Listed records Start Marker
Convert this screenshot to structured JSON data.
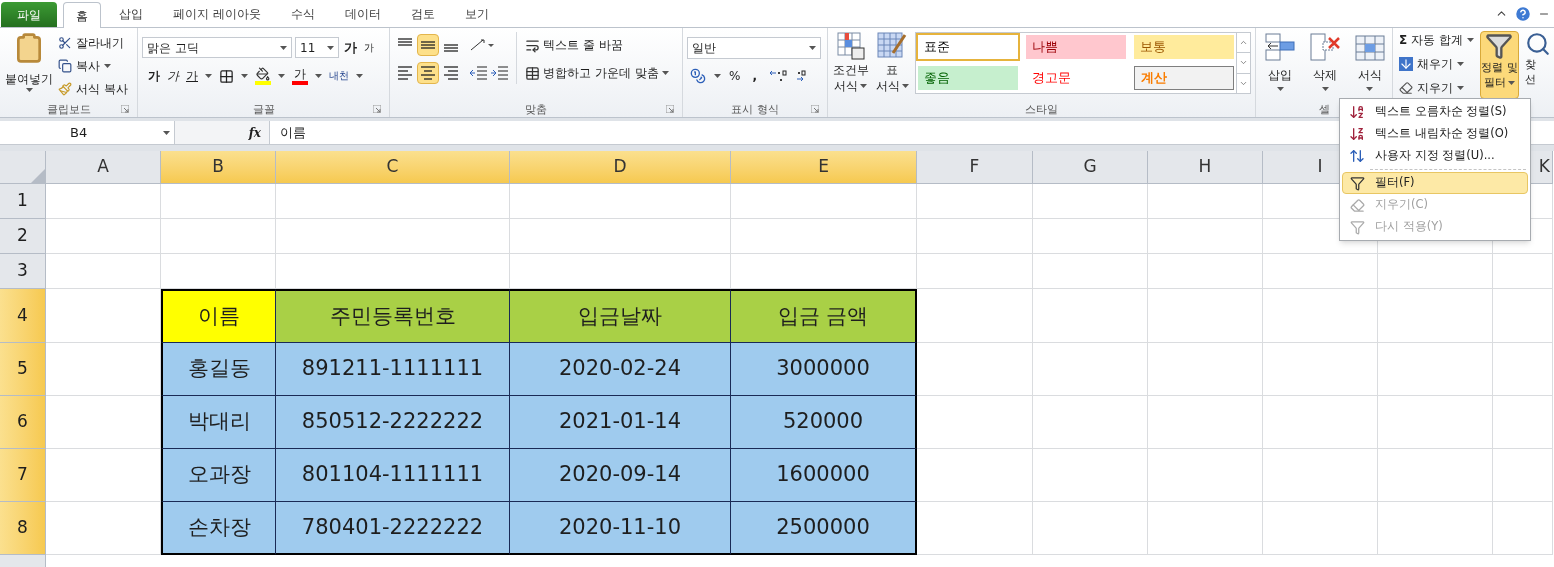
{
  "tabs": [
    {
      "label": "파일",
      "kind": "file",
      "selected": false
    },
    {
      "label": "홈",
      "kind": "tab",
      "selected": true
    },
    {
      "label": "삽입",
      "kind": "tab",
      "selected": false
    },
    {
      "label": "페이지 레이아웃",
      "kind": "tab",
      "selected": false
    },
    {
      "label": "수식",
      "kind": "tab",
      "selected": false
    },
    {
      "label": "데이터",
      "kind": "tab",
      "selected": false
    },
    {
      "label": "검토",
      "kind": "tab",
      "selected": false
    },
    {
      "label": "보기",
      "kind": "tab",
      "selected": false
    }
  ],
  "ribbon": {
    "clipboard": {
      "label": "클립보드",
      "paste": "붙여넣기",
      "cut": "잘라내기",
      "copy": "복사",
      "format_painter": "서식 복사"
    },
    "font": {
      "label": "글꼴",
      "font_name": "맑은 고딕",
      "font_size": "11",
      "grow": "가",
      "shrink": "가",
      "bold": "가",
      "italic": "가",
      "underline": "가",
      "font_color": "가",
      "phonetic": "내천"
    },
    "alignment": {
      "label": "맞춤",
      "wrap_text": "텍스트 줄 바꿈",
      "merge_center": "병합하고 가운데 맞춤",
      "vertical": [
        {
          "kind": "top",
          "selected": false
        },
        {
          "kind": "middle",
          "selected": true
        },
        {
          "kind": "bottom",
          "selected": false
        }
      ],
      "horizontal": [
        {
          "kind": "left",
          "selected": false
        },
        {
          "kind": "center",
          "selected": true
        },
        {
          "kind": "right",
          "selected": false
        }
      ]
    },
    "number": {
      "label": "표시 형식",
      "format": "일반",
      "percent": "%",
      "comma": ","
    },
    "styles": {
      "label": "스타일",
      "conditional": [
        "조건부",
        "서식"
      ],
      "table_format": [
        "표",
        "서식"
      ],
      "gallery": [
        {
          "label": "표준",
          "kind": "normal",
          "selected": true
        },
        {
          "label": "나쁨",
          "kind": "bad",
          "selected": false
        },
        {
          "label": "보통",
          "kind": "neutral",
          "selected": false
        },
        {
          "label": "좋음",
          "kind": "good",
          "selected": false
        },
        {
          "label": "경고문",
          "kind": "warning",
          "selected": false
        },
        {
          "label": "계산",
          "kind": "calculation",
          "selected": false
        }
      ]
    },
    "cells": {
      "label": "셀",
      "buttons": [
        {
          "label": "삽입",
          "kind": "insert"
        },
        {
          "label": "삭제",
          "kind": "delete"
        },
        {
          "label": "서식",
          "kind": "format"
        }
      ]
    },
    "editing": {
      "autosum_symbol": "Σ",
      "autosum": "자동 합계",
      "fill": "채우기",
      "clear": "지우기",
      "sort_filter": [
        "정렬 및",
        "필터"
      ],
      "sort_filter_active": true,
      "find": [
        "찾",
        "선"
      ]
    }
  },
  "formula_bar": {
    "name_box": "B4",
    "fx": "fx",
    "value": "이름"
  },
  "sheet": {
    "columns": [
      {
        "label": "A",
        "selected": false
      },
      {
        "label": "B",
        "selected": true
      },
      {
        "label": "C",
        "selected": true
      },
      {
        "label": "D",
        "selected": true
      },
      {
        "label": "E",
        "selected": true
      },
      {
        "label": "F",
        "selected": false
      },
      {
        "label": "G",
        "selected": false
      },
      {
        "label": "H",
        "selected": false
      },
      {
        "label": "I",
        "selected": false
      },
      {
        "label": "K",
        "selected": false
      }
    ],
    "rows": [
      {
        "label": "1",
        "selected": false
      },
      {
        "label": "2",
        "selected": false
      },
      {
        "label": "3",
        "selected": false
      },
      {
        "label": "4",
        "selected": true
      },
      {
        "label": "5",
        "selected": true
      },
      {
        "label": "6",
        "selected": true
      },
      {
        "label": "7",
        "selected": true
      },
      {
        "label": "8",
        "selected": true
      }
    ]
  },
  "table": {
    "header": [
      {
        "text": "이름",
        "color": "#ffff00"
      },
      {
        "text": "주민등록번호",
        "color": "#a9d046"
      },
      {
        "text": "입금날짜",
        "color": "#a9d046"
      },
      {
        "text": "입금 금액",
        "color": "#a9d046"
      }
    ],
    "rows": [
      [
        "홍길동",
        "891211-1111111",
        "2020-02-24",
        "3000000"
      ],
      [
        "박대리",
        "850512-2222222",
        "2021-01-14",
        "520000"
      ],
      [
        "오과장",
        "801104-1111111",
        "2020-09-14",
        "1600000"
      ],
      [
        "손차장",
        "780401-2222222",
        "2020-11-10",
        "2500000"
      ]
    ]
  },
  "menu": [
    {
      "label": "텍스트 오름차순 정렬(S)",
      "kind": "sort_asc",
      "disabled": false,
      "selected": false
    },
    {
      "label": "텍스트 내림차순 정렬(O)",
      "kind": "sort_desc",
      "disabled": false,
      "selected": false
    },
    {
      "label": "사용자 지정 정렬(U)...",
      "kind": "custom_sort",
      "disabled": false,
      "selected": false
    },
    {
      "label": "필터(F)",
      "kind": "filter",
      "disabled": false,
      "selected": true
    },
    {
      "label": "지우기(C)",
      "kind": "clear",
      "disabled": true,
      "selected": false
    },
    {
      "label": "다시 적용(Y)",
      "kind": "reapply",
      "disabled": true,
      "selected": false
    }
  ]
}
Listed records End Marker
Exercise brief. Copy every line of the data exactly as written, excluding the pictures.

Task response.
Convert this screenshot to structured JSON data.
{
  "tabs": [
    {
      "label": "파일",
      "kind": "file",
      "selected": false
    },
    {
      "label": "홈",
      "kind": "tab",
      "selected": true
    },
    {
      "label": "삽입",
      "kind": "tab",
      "selected": false
    },
    {
      "label": "페이지 레이아웃",
      "kind": "tab",
      "selected": false
    },
    {
      "label": "수식",
      "kind": "tab",
      "selected": false
    },
    {
      "label": "데이터",
      "kind": "tab",
      "selected": false
    },
    {
      "label": "검토",
      "kind": "tab",
      "selected": false
    },
    {
      "label": "보기",
      "kind": "tab",
      "selected": false
    }
  ],
  "ribbon": {
    "clipboard": {
      "label": "클립보드",
      "paste": "붙여넣기",
      "cut": "잘라내기",
      "copy": "복사",
      "format_painter": "서식 복사"
    },
    "font": {
      "label": "글꼴",
      "font_name": "맑은 고딕",
      "font_size": "11",
      "grow": "가",
      "shrink": "가",
      "bold": "가",
      "italic": "가",
      "underline": "가",
      "font_color": "가",
      "phonetic": "내천"
    },
    "alignment": {
      "label": "맞춤",
      "wrap_text": "텍스트 줄 바꿈",
      "merge_center": "병합하고 가운데 맞춤",
      "vertical": [
        {
          "kind": "top",
          "selected": false
        },
        {
          "kind": "middle",
          "selected": true
        },
        {
          "kind": "bottom",
          "selected": false
        }
      ],
      "horizontal": [
        {
          "kind": "left",
          "selected": false
        },
        {
          "kind": "center",
          "selected": true
        },
        {
          "kind": "right",
          "selected": false
        }
      ]
    },
    "number": {
      "label": "표시 형식",
      "format": "일반",
      "percent": "%",
      "comma": ","
    },
    "styles": {
      "label": "스타일",
      "conditional": [
        "조건부",
        "서식"
      ],
      "table_format": [
        "표",
        "서식"
      ],
      "gallery": [
        {
          "label": "표준",
          "kind": "normal",
          "selected": true
        },
        {
          "label": "나쁨",
          "kind": "bad",
          "selected": false
        },
        {
          "label": "보통",
          "kind": "neutral",
          "selected": false
        },
        {
          "label": "좋음",
          "kind": "good",
          "selected": false
        },
        {
          "label": "경고문",
          "kind": "warning",
          "selected": false
        },
        {
          "label": "계산",
          "kind": "calculation",
          "selected": false
        }
      ]
    },
    "cells": {
      "label": "셀",
      "buttons": [
        {
          "label": "삽입",
          "kind": "insert"
        },
        {
          "label": "삭제",
          "kind": "delete"
        },
        {
          "label": "서식",
          "kind": "format"
        }
      ]
    },
    "editing": {
      "autosum_symbol": "Σ",
      "autosum": "자동 합계",
      "fill": "채우기",
      "clear": "지우기",
      "sort_filter": [
        "정렬 및",
        "필터"
      ],
      "sort_filter_active": true,
      "find": [
        "찾",
        "선"
      ]
    }
  },
  "formula_bar": {
    "name_box": "B4",
    "fx": "fx",
    "value": "이름"
  },
  "sheet": {
    "columns": [
      {
        "label": "A",
        "selected": false
      },
      {
        "label": "B",
        "selected": true
      },
      {
        "label": "C",
        "selected": true
      },
      {
        "label": "D",
        "selected": true
      },
      {
        "label": "E",
        "selected": true
      },
      {
        "label": "F",
        "selected": false
      },
      {
        "label": "G",
        "selected": false
      },
      {
        "label": "H",
        "selected": false
      },
      {
        "label": "I",
        "selected": false
      },
      {
        "label": "K",
        "selected": false
      }
    ],
    "rows": [
      {
        "label": "1",
        "selected": false
      },
      {
        "label": "2",
        "selected": false
      },
      {
        "label": "3",
        "selected": false
      },
      {
        "label": "4",
        "selected": true
      },
      {
        "label": "5",
        "selected": true
      },
      {
        "label": "6",
        "selected": true
      },
      {
        "label": "7",
        "selected": true
      },
      {
        "label": "8",
        "selected": true
      }
    ]
  },
  "table": {
    "header": [
      {
        "text": "이름",
        "color": "#ffff00"
      },
      {
        "text": "주민등록번호",
        "color": "#a9d046"
      },
      {
        "text": "입금날짜",
        "color": "#a9d046"
      },
      {
        "text": "입금 금액",
        "color": "#a9d046"
      }
    ],
    "rows": [
      [
        "홍길동",
        "891211-1111111",
        "2020-02-24",
        "3000000"
      ],
      [
        "박대리",
        "850512-2222222",
        "2021-01-14",
        "520000"
      ],
      [
        "오과장",
        "801104-1111111",
        "2020-09-14",
        "1600000"
      ],
      [
        "손차장",
        "780401-2222222",
        "2020-11-10",
        "2500000"
      ]
    ]
  },
  "menu": [
    {
      "label": "텍스트 오름차순 정렬(S)",
      "kind": "sort_asc",
      "disabled": false,
      "selected": false
    },
    {
      "label": "텍스트 내림차순 정렬(O)",
      "kind": "sort_desc",
      "disabled": false,
      "selected": false
    },
    {
      "label": "사용자 지정 정렬(U)...",
      "kind": "custom_sort",
      "disabled": false,
      "selected": false
    },
    {
      "label": "필터(F)",
      "kind": "filter",
      "disabled": false,
      "selected": true
    },
    {
      "label": "지우기(C)",
      "kind": "clear",
      "disabled": true,
      "selected": false
    },
    {
      "label": "다시 적용(Y)",
      "kind": "reapply",
      "disabled": true,
      "selected": false
    }
  ]
}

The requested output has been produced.